_Exercise description_. Would you reproduce every line of the material exactly?

_Record set_.
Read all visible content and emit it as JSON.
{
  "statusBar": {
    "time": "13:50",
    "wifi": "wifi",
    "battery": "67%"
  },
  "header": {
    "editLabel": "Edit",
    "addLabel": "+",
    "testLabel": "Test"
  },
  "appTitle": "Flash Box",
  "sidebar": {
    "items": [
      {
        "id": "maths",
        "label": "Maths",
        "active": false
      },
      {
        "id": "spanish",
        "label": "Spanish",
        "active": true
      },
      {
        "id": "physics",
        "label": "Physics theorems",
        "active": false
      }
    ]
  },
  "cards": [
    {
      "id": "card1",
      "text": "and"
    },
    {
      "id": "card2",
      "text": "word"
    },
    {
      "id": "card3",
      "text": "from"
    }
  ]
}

_Output below_.
Read all visible content and emit it as JSON.
{
  "statusBar": {
    "time": "13:50",
    "wifi": "wifi",
    "battery": "67%"
  },
  "header": {
    "editLabel": "Edit",
    "addLabel": "+",
    "testLabel": "Test"
  },
  "appTitle": "Flash Box",
  "sidebar": {
    "items": [
      {
        "id": "maths",
        "label": "Maths",
        "active": false
      },
      {
        "id": "spanish",
        "label": "Spanish",
        "active": true
      },
      {
        "id": "physics",
        "label": "Physics theorems",
        "active": false
      }
    ]
  },
  "cards": [
    {
      "id": "card1",
      "text": "and"
    },
    {
      "id": "card2",
      "text": "word"
    },
    {
      "id": "card3",
      "text": "from"
    }
  ]
}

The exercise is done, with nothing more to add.